## What to produce
Please copy out all the data. Every detail stays the same.

(Records from a data source)
+++++
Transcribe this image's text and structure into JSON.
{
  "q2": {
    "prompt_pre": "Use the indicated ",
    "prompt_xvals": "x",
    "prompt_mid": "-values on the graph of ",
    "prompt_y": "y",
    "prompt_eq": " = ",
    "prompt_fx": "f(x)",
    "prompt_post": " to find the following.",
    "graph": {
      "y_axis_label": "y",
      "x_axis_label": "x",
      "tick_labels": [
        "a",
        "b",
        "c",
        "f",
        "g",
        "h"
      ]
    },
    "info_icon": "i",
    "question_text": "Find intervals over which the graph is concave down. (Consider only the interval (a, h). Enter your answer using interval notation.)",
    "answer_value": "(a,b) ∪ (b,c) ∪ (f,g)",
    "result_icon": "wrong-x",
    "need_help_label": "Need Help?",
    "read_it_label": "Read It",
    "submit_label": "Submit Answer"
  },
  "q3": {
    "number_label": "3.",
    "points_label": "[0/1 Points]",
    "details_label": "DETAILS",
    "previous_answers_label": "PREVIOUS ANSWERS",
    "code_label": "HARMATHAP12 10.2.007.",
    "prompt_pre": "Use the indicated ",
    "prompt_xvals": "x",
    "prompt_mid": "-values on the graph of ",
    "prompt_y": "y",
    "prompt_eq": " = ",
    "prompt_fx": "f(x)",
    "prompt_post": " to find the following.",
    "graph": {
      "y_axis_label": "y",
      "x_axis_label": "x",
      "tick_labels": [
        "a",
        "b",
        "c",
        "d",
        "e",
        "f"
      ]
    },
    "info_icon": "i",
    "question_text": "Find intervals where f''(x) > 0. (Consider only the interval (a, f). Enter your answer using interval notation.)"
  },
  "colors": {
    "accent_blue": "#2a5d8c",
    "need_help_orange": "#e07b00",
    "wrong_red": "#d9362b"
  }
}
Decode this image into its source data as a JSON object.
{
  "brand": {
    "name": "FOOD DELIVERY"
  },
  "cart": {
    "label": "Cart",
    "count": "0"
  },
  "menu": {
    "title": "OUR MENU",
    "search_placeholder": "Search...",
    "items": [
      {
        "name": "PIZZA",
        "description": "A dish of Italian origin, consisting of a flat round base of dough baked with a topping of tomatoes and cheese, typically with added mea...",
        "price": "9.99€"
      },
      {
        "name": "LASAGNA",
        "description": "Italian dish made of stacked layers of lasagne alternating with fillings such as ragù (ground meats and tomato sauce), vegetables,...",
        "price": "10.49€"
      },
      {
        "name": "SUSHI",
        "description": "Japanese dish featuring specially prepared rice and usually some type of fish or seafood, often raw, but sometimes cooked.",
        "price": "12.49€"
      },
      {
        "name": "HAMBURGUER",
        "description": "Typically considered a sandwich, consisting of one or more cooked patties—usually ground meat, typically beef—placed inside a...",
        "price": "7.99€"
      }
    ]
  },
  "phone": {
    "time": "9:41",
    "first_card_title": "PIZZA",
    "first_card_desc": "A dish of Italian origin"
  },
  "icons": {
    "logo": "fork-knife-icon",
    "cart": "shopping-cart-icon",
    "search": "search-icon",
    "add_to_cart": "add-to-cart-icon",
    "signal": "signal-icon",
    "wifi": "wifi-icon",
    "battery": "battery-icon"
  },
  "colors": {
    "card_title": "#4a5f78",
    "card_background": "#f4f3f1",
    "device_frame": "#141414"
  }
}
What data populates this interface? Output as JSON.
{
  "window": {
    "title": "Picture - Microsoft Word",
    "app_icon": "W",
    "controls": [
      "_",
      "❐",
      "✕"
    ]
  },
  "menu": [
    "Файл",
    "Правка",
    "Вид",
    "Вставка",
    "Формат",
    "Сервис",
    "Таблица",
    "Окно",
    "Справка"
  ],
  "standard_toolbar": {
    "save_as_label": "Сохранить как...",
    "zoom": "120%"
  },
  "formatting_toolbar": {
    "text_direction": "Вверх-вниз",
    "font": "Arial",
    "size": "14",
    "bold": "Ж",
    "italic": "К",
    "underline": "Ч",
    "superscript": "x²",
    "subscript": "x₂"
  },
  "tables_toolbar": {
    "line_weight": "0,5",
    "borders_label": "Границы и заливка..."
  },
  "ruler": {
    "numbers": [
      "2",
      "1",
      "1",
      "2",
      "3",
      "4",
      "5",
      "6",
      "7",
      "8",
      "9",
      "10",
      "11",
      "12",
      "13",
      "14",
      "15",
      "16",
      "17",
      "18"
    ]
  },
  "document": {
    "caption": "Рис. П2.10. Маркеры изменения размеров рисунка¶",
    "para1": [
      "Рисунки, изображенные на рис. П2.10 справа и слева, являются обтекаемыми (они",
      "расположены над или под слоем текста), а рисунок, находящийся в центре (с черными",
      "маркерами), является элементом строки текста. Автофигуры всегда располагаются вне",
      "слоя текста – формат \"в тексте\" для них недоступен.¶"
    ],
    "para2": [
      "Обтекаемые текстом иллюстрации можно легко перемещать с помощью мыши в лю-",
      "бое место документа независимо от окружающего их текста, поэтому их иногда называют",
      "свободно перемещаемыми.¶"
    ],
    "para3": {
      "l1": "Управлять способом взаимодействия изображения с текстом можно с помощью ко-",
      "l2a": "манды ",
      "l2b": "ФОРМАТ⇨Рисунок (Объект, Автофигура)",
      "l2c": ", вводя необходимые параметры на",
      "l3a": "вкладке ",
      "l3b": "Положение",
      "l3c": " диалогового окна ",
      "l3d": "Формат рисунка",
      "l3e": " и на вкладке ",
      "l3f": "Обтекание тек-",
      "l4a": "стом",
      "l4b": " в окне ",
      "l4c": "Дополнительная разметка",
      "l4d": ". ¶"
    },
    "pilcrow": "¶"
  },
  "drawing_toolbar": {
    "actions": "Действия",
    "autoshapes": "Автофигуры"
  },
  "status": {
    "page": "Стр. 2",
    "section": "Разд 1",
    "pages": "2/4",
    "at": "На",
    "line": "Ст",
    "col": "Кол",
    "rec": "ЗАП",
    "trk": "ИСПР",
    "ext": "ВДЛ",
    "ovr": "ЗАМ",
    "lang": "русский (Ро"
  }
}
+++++
## Written solution
Transcribe this image's text and structure into JSON.
{
  "q2": {
    "prompt_pre": "Use the indicated ",
    "prompt_xvals": "x",
    "prompt_mid": "-values on the graph of ",
    "prompt_y": "y",
    "prompt_eq": " = ",
    "prompt_fx": "f(x)",
    "prompt_post": " to find the following.",
    "graph": {
      "y_axis_label": "y",
      "x_axis_label": "x",
      "tick_labels": [
        "a",
        "b",
        "c",
        "f",
        "g",
        "h"
      ]
    },
    "info_icon": "i",
    "question_text": "Find intervals over which the graph is concave down. (Consider only the interval (a, h). Enter your answer using interval notation.)",
    "answer_value": "(a,b) ∪ (b,c) ∪ (f,g)",
    "result_icon": "wrong-x",
    "need_help_label": "Need Help?",
    "read_it_label": "Read It",
    "submit_label": "Submit Answer"
  },
  "q3": {
    "number_label": "3.",
    "points_label": "[0/1 Points]",
    "details_label": "DETAILS",
    "previous_answers_label": "PREVIOUS ANSWERS",
    "code_label": "HARMATHAP12 10.2.007.",
    "prompt_pre": "Use the indicated ",
    "prompt_xvals": "x",
    "prompt_mid": "-values on the graph of ",
    "prompt_y": "y",
    "prompt_eq": " = ",
    "prompt_fx": "f(x)",
    "prompt_post": " to find the following.",
    "graph": {
      "y_axis_label": "y",
      "x_axis_label": "x",
      "tick_labels": [
        "a",
        "b",
        "c",
        "d",
        "e",
        "f"
      ]
    },
    "info_icon": "i",
    "question_text": "Find intervals where f''(x) > 0. (Consider only the interval (a, f). Enter your answer using interval notation.)"
  },
  "colors": {
    "accent_blue": "#2a5d8c",
    "need_help_orange": "#e07b00",
    "wrong_red": "#d9362b"
  }
}
Decode this image into its source data as a JSON object.
{
  "brand": {
    "name": "FOOD DELIVERY"
  },
  "cart": {
    "label": "Cart",
    "count": "0"
  },
  "menu": {
    "title": "OUR MENU",
    "search_placeholder": "Search...",
    "items": [
      {
        "name": "PIZZA",
        "description": "A dish of Italian origin, consisting of a flat round base of dough baked with a topping of tomatoes and cheese, typically with added mea...",
        "price": "9.99€"
      },
      {
        "name": "LASAGNA",
        "description": "Italian dish made of stacked layers of lasagne alternating with fillings such as ragù (ground meats and tomato sauce), vegetables,...",
        "price": "10.49€"
      },
      {
        "name": "SUSHI",
        "description": "Japanese dish featuring specially prepared rice and usually some type of fish or seafood, often raw, but sometimes cooked.",
        "price": "12.49€"
      },
      {
        "name": "HAMBURGUER",
        "description": "Typically considered a sandwich, consisting of one or more cooked patties—usually ground meat, typically beef—placed inside a...",
        "price": "7.99€"
      }
    ]
  },
  "phone": {
    "time": "9:41",
    "first_card_title": "PIZZA",
    "first_card_desc": "A dish of Italian origin"
  },
  "icons": {
    "logo": "fork-knife-icon",
    "cart": "shopping-cart-icon",
    "search": "search-icon",
    "add_to_cart": "add-to-cart-icon",
    "signal": "signal-icon",
    "wifi": "wifi-icon",
    "battery": "battery-icon"
  },
  "colors": {
    "card_title": "#4a5f78",
    "card_background": "#f4f3f1",
    "device_frame": "#141414"
  }
}
What data populates this interface? Output as JSON.
{
  "window": {
    "title": "Picture - Microsoft Word",
    "app_icon": "W",
    "controls": [
      "_",
      "❐",
      "✕"
    ]
  },
  "menu": [
    "Файл",
    "Правка",
    "Вид",
    "Вставка",
    "Формат",
    "Сервис",
    "Таблица",
    "Окно",
    "Справка"
  ],
  "standard_toolbar": {
    "save_as_label": "Сохранить как...",
    "zoom": "120%"
  },
  "formatting_toolbar": {
    "text_direction": "Вверх-вниз",
    "font": "Arial",
    "size": "14",
    "bold": "Ж",
    "italic": "К",
    "underline": "Ч",
    "superscript": "x²",
    "subscript": "x₂"
  },
  "tables_toolbar": {
    "line_weight": "0,5",
    "borders_label": "Границы и заливка..."
  },
  "ruler": {
    "numbers": [
      "2",
      "1",
      "1",
      "2",
      "3",
      "4",
      "5",
      "6",
      "7",
      "8",
      "9",
      "10",
      "11",
      "12",
      "13",
      "14",
      "15",
      "16",
      "17",
      "18"
    ]
  },
  "document": {
    "caption": "Рис. П2.10. Маркеры изменения размеров рисунка¶",
    "para1": [
      "Рисунки, изображенные на рис. П2.10 справа и слева, являются обтекаемыми (они",
      "расположены над или под слоем текста), а рисунок, находящийся в центре (с черными",
      "маркерами), является элементом строки текста. Автофигуры всегда располагаются вне",
      "слоя текста – формат \"в тексте\" для них недоступен.¶"
    ],
    "para2": [
      "Обтекаемые текстом иллюстрации можно легко перемещать с помощью мыши в лю-",
      "бое место документа независимо от окружающего их текста, поэтому их иногда называют",
      "свободно перемещаемыми.¶"
    ],
    "para3": {
      "l1": "Управлять способом взаимодействия изображения с текстом можно с помощью ко-",
      "l2a": "манды ",
      "l2b": "ФОРМАТ⇨Рисунок (Объект, Автофигура)",
      "l2c": ", вводя необходимые параметры на",
      "l3a": "вкладке ",
      "l3b": "Положение",
      "l3c": " диалогового окна ",
      "l3d": "Формат рисунка",
      "l3e": " и на вкладке ",
      "l3f": "Обтекание тек-",
      "l4a": "стом",
      "l4b": " в окне ",
      "l4c": "Дополнительная разметка",
      "l4d": ". ¶"
    },
    "pilcrow": "¶"
  },
  "drawing_toolbar": {
    "actions": "Действия",
    "autoshapes": "Автофигуры"
  },
  "status": {
    "page": "Стр. 2",
    "section": "Разд 1",
    "pages": "2/4",
    "at": "На",
    "line": "Ст",
    "col": "Кол",
    "rec": "ЗАП",
    "trk": "ИСПР",
    "ext": "ВДЛ",
    "ovr": "ЗАМ",
    "lang": "русский (Ро"
  }
}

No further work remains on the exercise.